The Urey organic and oxidant detector consists of a suite of instruments designed to search for several classes of organic molecules in the martian regolith and ascertain whether these compounds were produced by biotic or abiotic processes using chirality measurements. These experiments will also determine the chemical stability of organic molecules within the host regolith based on the presence and chemical reactivity of surface and atmospheric oxidants. Urey has been selected for the Pasteur payload on the European Space Agency's (ESA's) upcoming 2013 ExoMars rover mission. The diverse and effective capabilities of Urey make it an integral part of the payload and will help to achieve a large portion of the mission's primary scientific objective: "to search for signs of past and present life on Mars." This instrument is named in honor of Harold Urey for his seminal contributions to the fields of cosmochemistry and the origin of life.

Bada, JL, Ehrenfreund P, Grunthaner F, Blaney D, Coleman M, Farrington A, Yen A, Mathies R, Amudson R, Quinn R, Zent A, Ride S, Barron L, Botta O, Clark B, Glavin D, Hofmann B, Josset JL, Rettberg P, Robert F, Sephton M.  2008.  Urey: Mars Organic and Oxidant Detector. Space Science Reviews. 135:269-279.   10.1007/s11214-007-9213-3   AbstractWebsite

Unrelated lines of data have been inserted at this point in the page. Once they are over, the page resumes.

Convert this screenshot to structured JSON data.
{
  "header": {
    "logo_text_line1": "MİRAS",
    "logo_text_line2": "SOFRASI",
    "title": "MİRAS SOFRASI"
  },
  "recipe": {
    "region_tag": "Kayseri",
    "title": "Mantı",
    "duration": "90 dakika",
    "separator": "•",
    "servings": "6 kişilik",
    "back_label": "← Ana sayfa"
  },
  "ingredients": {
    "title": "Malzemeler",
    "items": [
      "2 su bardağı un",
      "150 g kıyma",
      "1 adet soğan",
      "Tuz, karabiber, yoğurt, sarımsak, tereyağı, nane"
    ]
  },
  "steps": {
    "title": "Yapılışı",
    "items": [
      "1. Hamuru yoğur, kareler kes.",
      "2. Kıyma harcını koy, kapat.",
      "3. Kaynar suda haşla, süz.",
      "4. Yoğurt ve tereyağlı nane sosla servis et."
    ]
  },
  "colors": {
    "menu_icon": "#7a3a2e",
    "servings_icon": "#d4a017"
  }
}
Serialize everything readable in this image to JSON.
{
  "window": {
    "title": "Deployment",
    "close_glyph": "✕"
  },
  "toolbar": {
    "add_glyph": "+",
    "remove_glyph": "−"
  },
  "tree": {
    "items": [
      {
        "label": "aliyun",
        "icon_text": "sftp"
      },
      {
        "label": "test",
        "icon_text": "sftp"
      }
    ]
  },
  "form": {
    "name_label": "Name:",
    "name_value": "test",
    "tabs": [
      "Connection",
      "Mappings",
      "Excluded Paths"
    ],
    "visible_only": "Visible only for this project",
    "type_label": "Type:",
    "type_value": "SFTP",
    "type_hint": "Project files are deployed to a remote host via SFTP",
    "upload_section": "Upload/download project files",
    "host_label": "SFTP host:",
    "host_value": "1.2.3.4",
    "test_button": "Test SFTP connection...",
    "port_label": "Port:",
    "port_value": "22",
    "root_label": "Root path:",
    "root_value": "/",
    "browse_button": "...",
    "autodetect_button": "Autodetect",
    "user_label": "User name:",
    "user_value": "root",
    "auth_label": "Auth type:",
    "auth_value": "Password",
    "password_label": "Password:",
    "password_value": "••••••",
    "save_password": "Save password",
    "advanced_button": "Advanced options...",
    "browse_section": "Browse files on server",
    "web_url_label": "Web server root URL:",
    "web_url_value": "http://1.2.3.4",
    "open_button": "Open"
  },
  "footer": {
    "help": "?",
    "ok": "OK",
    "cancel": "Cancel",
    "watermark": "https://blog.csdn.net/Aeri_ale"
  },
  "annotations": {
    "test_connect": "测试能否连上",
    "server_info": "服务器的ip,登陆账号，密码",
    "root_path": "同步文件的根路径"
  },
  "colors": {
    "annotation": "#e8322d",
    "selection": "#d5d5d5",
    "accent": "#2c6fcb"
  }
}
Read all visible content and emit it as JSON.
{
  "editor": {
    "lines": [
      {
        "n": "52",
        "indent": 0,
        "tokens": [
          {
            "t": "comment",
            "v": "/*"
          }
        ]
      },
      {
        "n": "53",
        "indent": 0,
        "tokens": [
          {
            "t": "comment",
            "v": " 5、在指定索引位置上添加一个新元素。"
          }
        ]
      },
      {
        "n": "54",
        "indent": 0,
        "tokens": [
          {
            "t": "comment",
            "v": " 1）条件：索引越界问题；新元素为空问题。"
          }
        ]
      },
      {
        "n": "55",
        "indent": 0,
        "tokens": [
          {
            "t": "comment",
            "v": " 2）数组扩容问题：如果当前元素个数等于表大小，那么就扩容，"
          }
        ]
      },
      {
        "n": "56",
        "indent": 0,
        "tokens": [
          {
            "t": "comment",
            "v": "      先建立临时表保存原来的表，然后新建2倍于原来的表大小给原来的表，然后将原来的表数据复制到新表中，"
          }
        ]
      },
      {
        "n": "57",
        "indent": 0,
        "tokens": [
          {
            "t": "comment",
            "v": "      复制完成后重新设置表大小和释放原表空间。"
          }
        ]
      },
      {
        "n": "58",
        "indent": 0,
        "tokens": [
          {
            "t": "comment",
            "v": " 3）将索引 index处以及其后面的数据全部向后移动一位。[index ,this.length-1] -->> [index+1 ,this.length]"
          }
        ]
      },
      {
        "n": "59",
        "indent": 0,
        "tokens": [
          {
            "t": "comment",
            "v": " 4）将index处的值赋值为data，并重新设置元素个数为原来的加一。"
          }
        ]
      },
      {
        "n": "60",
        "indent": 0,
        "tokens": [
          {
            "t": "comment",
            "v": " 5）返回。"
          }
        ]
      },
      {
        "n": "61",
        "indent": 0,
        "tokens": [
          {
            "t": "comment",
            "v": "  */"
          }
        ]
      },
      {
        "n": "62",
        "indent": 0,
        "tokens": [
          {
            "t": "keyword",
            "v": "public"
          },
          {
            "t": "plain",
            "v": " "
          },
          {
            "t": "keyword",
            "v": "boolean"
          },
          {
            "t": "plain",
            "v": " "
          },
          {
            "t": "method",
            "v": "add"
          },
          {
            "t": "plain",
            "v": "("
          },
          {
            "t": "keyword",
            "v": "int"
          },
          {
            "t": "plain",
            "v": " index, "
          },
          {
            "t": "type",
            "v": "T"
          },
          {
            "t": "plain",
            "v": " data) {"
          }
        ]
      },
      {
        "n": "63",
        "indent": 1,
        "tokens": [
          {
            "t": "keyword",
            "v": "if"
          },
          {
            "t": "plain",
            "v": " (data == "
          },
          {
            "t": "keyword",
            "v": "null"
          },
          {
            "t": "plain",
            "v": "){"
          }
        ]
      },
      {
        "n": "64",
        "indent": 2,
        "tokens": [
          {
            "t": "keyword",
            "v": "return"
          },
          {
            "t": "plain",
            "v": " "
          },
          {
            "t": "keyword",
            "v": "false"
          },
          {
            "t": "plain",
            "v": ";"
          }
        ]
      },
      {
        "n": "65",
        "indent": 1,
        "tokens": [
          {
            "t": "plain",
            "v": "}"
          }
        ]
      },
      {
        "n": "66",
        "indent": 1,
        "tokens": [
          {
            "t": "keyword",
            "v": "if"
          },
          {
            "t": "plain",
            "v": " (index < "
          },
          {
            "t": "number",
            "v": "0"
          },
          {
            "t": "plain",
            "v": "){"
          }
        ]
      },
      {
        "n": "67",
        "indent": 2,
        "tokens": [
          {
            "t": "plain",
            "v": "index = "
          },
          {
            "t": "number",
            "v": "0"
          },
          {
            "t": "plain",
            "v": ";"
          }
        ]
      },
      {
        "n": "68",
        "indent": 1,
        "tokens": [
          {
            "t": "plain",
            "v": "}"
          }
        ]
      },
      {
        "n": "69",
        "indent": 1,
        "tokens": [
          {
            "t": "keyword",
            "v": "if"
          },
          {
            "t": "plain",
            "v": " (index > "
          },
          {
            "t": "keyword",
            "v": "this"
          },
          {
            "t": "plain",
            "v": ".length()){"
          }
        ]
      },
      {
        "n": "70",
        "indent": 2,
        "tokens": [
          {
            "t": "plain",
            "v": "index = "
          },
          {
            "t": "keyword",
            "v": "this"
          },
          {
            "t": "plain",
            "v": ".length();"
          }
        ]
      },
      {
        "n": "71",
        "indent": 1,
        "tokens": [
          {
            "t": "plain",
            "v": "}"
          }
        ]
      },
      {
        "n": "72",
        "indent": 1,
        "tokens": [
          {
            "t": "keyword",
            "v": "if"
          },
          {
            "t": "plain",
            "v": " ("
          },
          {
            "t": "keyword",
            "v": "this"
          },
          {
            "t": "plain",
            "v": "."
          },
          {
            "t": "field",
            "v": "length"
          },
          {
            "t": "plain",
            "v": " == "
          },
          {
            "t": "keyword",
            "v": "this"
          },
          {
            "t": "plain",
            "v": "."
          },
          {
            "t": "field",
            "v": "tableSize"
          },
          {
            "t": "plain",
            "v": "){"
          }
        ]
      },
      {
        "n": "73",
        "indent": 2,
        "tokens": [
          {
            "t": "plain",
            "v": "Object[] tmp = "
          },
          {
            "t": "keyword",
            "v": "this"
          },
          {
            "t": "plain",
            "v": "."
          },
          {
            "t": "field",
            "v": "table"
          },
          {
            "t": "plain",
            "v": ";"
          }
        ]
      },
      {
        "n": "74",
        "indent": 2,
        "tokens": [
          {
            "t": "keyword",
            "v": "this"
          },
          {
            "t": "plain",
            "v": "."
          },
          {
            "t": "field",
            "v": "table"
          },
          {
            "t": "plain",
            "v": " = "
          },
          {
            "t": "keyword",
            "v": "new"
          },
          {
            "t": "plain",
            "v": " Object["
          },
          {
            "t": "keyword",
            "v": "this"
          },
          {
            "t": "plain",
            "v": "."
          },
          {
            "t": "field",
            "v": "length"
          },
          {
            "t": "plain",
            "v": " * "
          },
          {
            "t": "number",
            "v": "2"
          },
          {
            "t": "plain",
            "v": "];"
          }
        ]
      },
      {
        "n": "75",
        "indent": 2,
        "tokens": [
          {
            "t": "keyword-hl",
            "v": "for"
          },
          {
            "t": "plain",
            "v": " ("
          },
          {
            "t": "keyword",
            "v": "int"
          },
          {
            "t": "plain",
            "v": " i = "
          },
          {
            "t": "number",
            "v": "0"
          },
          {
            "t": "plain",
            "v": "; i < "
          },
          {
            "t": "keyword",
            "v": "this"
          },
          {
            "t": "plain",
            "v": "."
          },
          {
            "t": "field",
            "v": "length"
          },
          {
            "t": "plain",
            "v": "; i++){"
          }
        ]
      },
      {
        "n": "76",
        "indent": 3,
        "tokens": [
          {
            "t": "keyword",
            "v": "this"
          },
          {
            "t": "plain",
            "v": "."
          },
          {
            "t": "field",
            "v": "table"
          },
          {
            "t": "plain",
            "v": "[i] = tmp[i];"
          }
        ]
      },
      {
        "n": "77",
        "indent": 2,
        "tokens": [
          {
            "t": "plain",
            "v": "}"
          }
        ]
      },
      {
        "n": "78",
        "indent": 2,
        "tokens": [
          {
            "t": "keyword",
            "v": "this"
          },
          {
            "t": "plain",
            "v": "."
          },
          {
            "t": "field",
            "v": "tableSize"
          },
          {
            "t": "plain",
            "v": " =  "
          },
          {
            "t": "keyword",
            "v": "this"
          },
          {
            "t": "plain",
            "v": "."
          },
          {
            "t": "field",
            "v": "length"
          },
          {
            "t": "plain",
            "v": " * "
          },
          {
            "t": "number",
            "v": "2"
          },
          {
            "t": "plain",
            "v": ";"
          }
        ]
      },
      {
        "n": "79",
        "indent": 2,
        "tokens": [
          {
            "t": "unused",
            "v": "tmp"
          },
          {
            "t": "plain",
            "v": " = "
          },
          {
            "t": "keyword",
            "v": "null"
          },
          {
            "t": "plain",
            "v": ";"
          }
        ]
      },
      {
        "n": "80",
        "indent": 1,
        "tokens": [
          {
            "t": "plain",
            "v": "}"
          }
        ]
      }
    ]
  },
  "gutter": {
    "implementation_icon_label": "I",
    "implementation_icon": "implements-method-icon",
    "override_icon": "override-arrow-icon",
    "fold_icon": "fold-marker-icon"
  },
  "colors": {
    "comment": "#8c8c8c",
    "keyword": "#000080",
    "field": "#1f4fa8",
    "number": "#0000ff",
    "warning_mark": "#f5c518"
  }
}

One of the fundamental challenges facing the scientific community as we enter this new century of Mars research is to understand, in a rigorous manner, the biotic potential both past and present of this outermost terrestrial-like planet in our solar system. Urey: Mars Organic and Oxidant Detector has been selected for the Pasteur payload of the European Space Agency's (ESA's) ExoMars rover mission and is considered a fundamental instrument to achieve the mission's scientific objectives. The instrument is named Urey in recognition of Harold Clayton Urey's seminal contributions to cosmochemistry, geochemistry, and the study of the origin of life. The overall goal of Urey is to search for organic compounds directly in the regolith of Mars and to assess their origin. Urey will perform a groundbreaking investigation of the Martian environment that will involve searching for organic compounds indicative of life and prebiotic chemistry at a sensitivity many orders of magnitude greater than Viking or other in situ organic detection systems. Urey will perform the first in situ search for key classes of organic molecules using state-of-the-art analytical methods that provide part-per-trillion sensitivity. It will ascertain whether any of these molecules are abiotic or biotic in origin and will evaluate the survival potential of organic compounds in the environment using state-of-the-art chemoresistor oxidant sensors.